# Aim of the task:
Pictures aside, the output must consist of the lines from the one containing "Decode this image" through the end of the data, reproduced exactly.

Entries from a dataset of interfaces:
[Start of Attachment]
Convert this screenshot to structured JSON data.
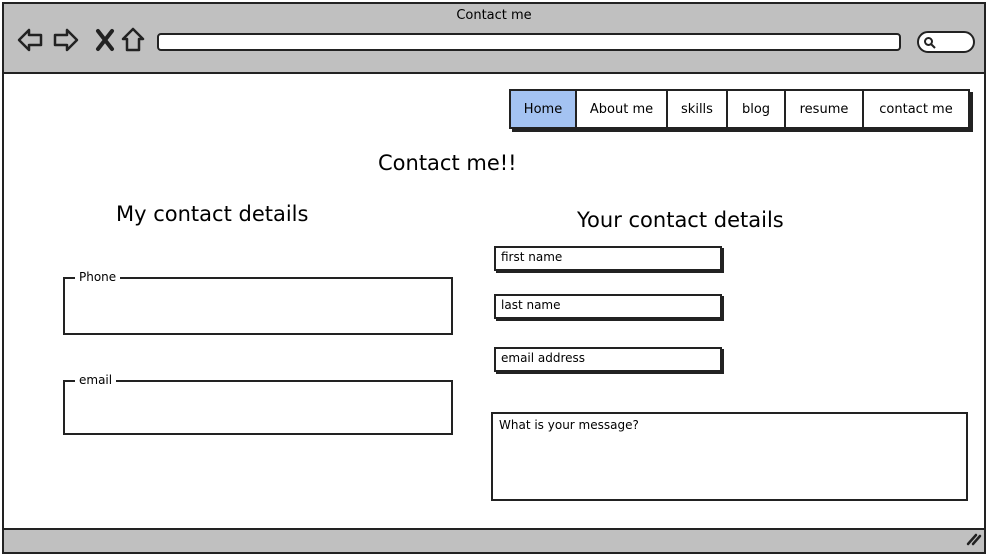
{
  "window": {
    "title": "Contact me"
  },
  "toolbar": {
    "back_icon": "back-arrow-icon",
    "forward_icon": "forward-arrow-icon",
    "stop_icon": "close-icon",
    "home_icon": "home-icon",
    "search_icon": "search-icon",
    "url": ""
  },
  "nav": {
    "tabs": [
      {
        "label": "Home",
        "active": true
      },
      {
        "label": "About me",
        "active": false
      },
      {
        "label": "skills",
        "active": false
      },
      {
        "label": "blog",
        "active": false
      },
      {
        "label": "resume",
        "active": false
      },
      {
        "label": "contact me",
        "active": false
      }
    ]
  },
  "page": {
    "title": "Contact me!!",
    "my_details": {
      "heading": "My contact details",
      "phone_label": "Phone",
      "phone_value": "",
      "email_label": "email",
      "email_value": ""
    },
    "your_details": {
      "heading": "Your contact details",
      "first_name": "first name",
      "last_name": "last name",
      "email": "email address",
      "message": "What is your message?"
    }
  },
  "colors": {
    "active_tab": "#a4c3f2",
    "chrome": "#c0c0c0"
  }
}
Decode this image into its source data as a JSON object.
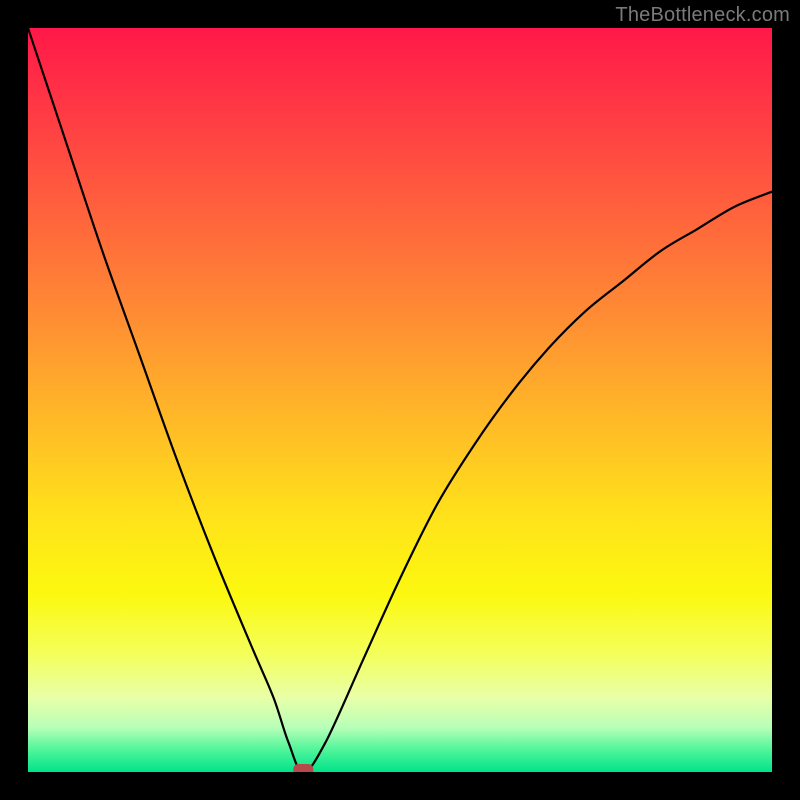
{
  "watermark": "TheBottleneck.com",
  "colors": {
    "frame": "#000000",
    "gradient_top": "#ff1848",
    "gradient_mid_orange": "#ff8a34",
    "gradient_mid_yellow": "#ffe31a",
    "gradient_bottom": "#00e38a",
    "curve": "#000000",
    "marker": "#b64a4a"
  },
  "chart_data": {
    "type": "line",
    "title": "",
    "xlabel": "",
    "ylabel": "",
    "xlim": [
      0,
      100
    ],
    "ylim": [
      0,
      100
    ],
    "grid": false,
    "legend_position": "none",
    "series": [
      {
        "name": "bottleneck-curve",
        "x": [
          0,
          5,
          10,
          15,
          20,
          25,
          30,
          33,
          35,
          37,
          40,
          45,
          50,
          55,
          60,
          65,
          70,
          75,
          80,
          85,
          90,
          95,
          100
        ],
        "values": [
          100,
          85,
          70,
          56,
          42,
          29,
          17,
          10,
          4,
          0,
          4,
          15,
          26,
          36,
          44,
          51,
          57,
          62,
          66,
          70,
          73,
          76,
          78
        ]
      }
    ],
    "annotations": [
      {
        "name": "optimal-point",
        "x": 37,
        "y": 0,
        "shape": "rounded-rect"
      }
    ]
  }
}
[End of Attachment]
# Task output:
Decode this image into its source data as a JSON object.
{
  "watermark": "TheBottleneck.com",
  "colors": {
    "frame": "#000000",
    "gradient_top": "#ff1848",
    "gradient_mid_orange": "#ff8a34",
    "gradient_mid_yellow": "#ffe31a",
    "gradient_bottom": "#00e38a",
    "curve": "#000000",
    "marker": "#b64a4a"
  },
  "chart_data": {
    "type": "line",
    "title": "",
    "xlabel": "",
    "ylabel": "",
    "xlim": [
      0,
      100
    ],
    "ylim": [
      0,
      100
    ],
    "grid": false,
    "legend_position": "none",
    "series": [
      {
        "name": "bottleneck-curve",
        "x": [
          0,
          5,
          10,
          15,
          20,
          25,
          30,
          33,
          35,
          37,
          40,
          45,
          50,
          55,
          60,
          65,
          70,
          75,
          80,
          85,
          90,
          95,
          100
        ],
        "values": [
          100,
          85,
          70,
          56,
          42,
          29,
          17,
          10,
          4,
          0,
          4,
          15,
          26,
          36,
          44,
          51,
          57,
          62,
          66,
          70,
          73,
          76,
          78
        ]
      }
    ],
    "annotations": [
      {
        "name": "optimal-point",
        "x": 37,
        "y": 0,
        "shape": "rounded-rect"
      }
    ]
  }
}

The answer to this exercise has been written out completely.